distances and who do not want to travel back on the same day, there is a ‘Hotel’,
attached or near, to the centre, which can be utilised for spending the night
and coming for follow up the next morning, before leaving for home. Thus, saving
a trip for follow up, as well as, still making use of the day care facility.
Management : Seniority should not dictate staffing: knowledge, experience, and
interest in ambulatory care should.5 Most of the established centres abroad,
are managed by anaesthetists and Nursing staff, who are trained in day care
management, they know the importance of scheduling the OT list, looking for
and managing the post-operative complications; discharging the patient with
complete instructions. Follow up of patients can also be managed by the nursing
and paramedical staff, who can be trained, specially for this purpose, and have
been found to be of a great boon in the already established centres abroad.
Thus, leaving the surgeon relatively free to concentrate on his work.
You have to tailor your requirement as per your speciality and needs.
Within the established guidelines, one can easily fit and practice day care,
if you are not prone to taking shortcuts and improvisation.
Day care surgery is a fast growing and accepted norm of providing care to your
Emphasis is on meticulous care and following of instructions. This is only possible
if you are clear in your understanding of the concept of Day Care.
“ We exist because of the patient; therefore, the patient needs come first.
The health cares system is changing and so must we to contain cost and still
provide quality patient care.
The ambulatory care programme now revolves around the inpatient programme. In
time, the inpatient programme will revolve around the ambulatory care programme.”
- Dr. James P Richardson
1. Ford F, Reed W: The Surgicenter-innovation in the delivery and cost of medical
care. Ariz Med 1969; 26 : 801.
2. James E. Davis: Development of Ambulatory Surgical Unit. Major ambulatory
Surgery 1986; 57-72.
3. Marlene J. Berkoff, Pangrajio JR.: Planning and Designing Ambulatory Surgical
Facility. Major Ambulatory Surgery 1986, 73-88.
4. Hill CL: Ambulatory surgical facility. RI Med J 1975; 58-313.
5. Mitchell RT: Managing and staffing The major Ambulatory Surgery Unit.
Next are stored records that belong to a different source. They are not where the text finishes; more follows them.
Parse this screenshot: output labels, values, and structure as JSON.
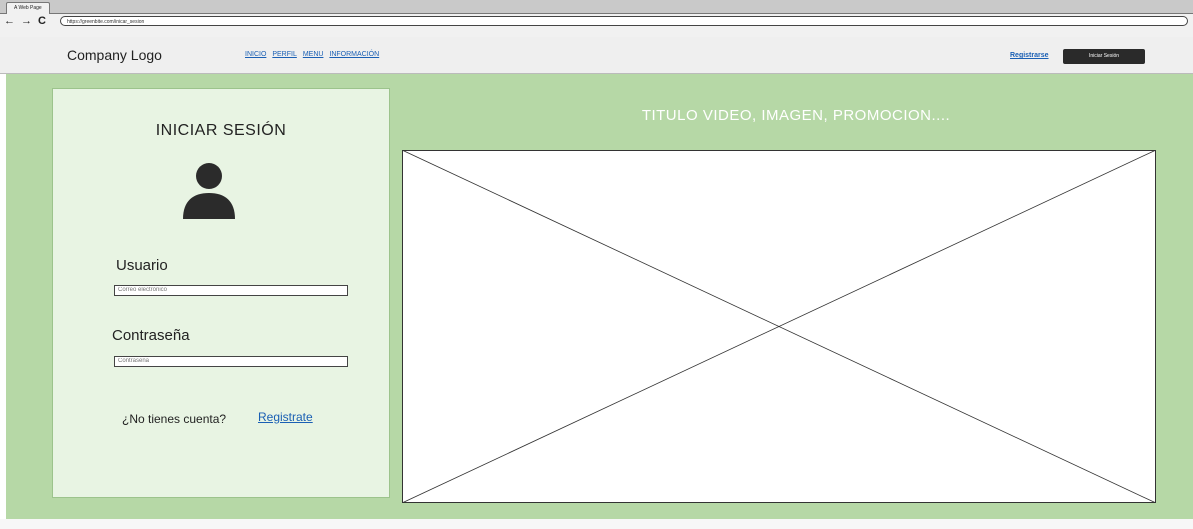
{
  "browser": {
    "tab_title": "A Web Page",
    "back": "←",
    "forward": "→",
    "reload": "C",
    "url": "https://greenbite.com/inicar_sesion"
  },
  "header": {
    "logo": "Company Logo",
    "nav": [
      "INICIO",
      "PERFIL",
      "MENU",
      "INFORMACIÓN"
    ],
    "register_link": "Registrarse",
    "login_button": "Iniciar Sesión"
  },
  "login": {
    "title": "INICIAR SESIÓN",
    "icon": "user-icon",
    "username_label": "Usuario",
    "username_placeholder": "Correo electrónico",
    "password_label": "Contraseña",
    "password_placeholder": "Contraseña",
    "no_account_text": "¿No tienes cuenta?",
    "signup_link": "Registrate"
  },
  "promo": {
    "title": "TITULO VIDEO, IMAGEN, PROMOCION...."
  },
  "colors": {
    "main_bg": "#b6d8a6",
    "panel_bg": "#e8f4e3",
    "link": "#1a5fb4",
    "button_bg": "#2a2a2a"
  }
}
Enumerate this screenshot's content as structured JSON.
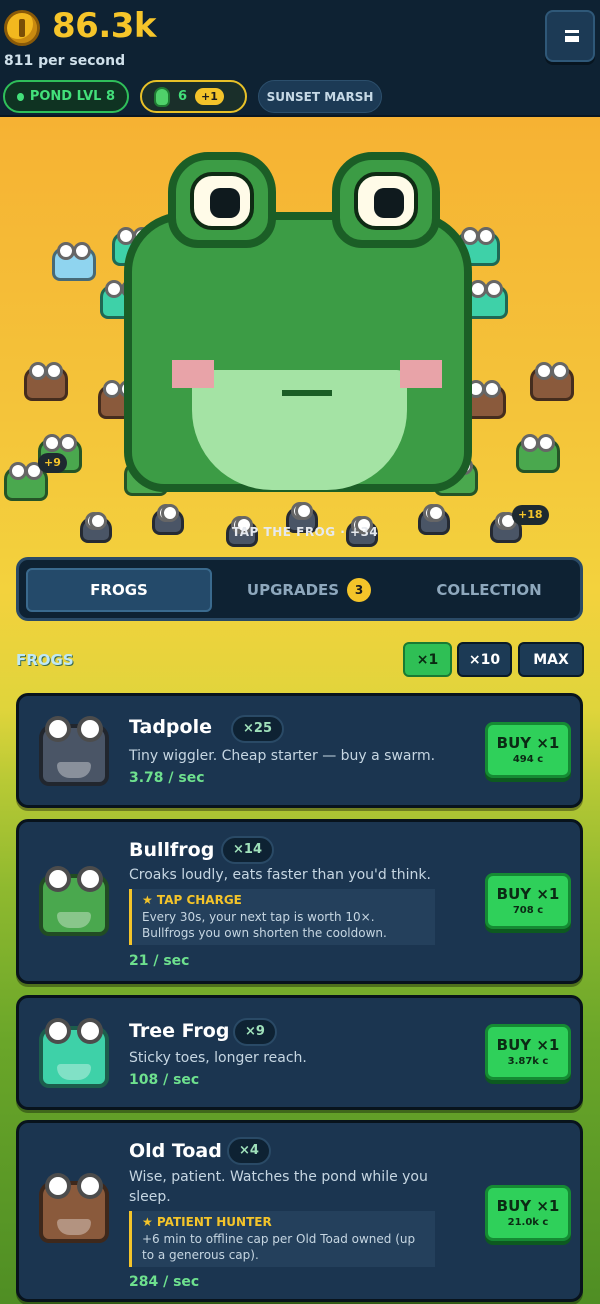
{
  "header": {
    "coins": "86.3k",
    "per_second": "811 per second",
    "pond_level": "POND LVL 8",
    "gems": "6",
    "gem_bonus": "+1",
    "location": "SUNSET MARSH"
  },
  "scene": {
    "float_numbers": [
      "+9",
      "+18"
    ],
    "tap_hint": "TAP THE FROG · +34"
  },
  "tabs": {
    "frogs": "FROGS",
    "upgrades": "UPGRADES",
    "upgrades_badge": "3",
    "collection": "COLLECTION"
  },
  "section": {
    "title": "FROGS",
    "qty": [
      "×1",
      "×10",
      "MAX"
    ]
  },
  "cards": [
    {
      "name": "Tadpole",
      "count": "×25",
      "desc": "Tiny wiggler. Cheap starter — buy a swarm.",
      "rate": "3.78 / sec",
      "buy": "BUY ×1",
      "cost": "494 c",
      "color": "#4a5566"
    },
    {
      "name": "Bullfrog",
      "count": "×14",
      "desc": "Croaks loudly, eats faster than you'd think.",
      "ability_title": "★ TAP CHARGE",
      "ability_text": "Every 30s, your next tap is worth 10×. Bullfrogs you own shorten the cooldown.",
      "rate": "21 / sec",
      "buy": "BUY ×1",
      "cost": "708 c",
      "color": "#4aa84e"
    },
    {
      "name": "Tree Frog",
      "count": "×9",
      "desc": "Sticky toes, longer reach.",
      "rate": "108 / sec",
      "buy": "BUY ×1",
      "cost": "3.87k c",
      "color": "#3ed1a8"
    },
    {
      "name": "Old Toad",
      "count": "×4",
      "desc": "Wise, patient. Watches the pond while you sleep.",
      "ability_title": "★ PATIENT HUNTER",
      "ability_text": "+6 min to offline cap per Old Toad owned (up to a generous cap).",
      "rate": "284 / sec",
      "buy": "BUY ×1",
      "cost": "21.0k c",
      "color": "#8a5a3c"
    }
  ]
}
Major
Ambulatory Surgery 1986; 89-101.
( *Consultant Surgeon, Abhishek Day Care Institute and Medical research Centre;
**Honorary Consultant Surgeon, Bombay Hospital Institute of Medical Sciences;
***Assistant Hon. Surg., Bombay Hospital Institute of Medical Sciences, Mumbai)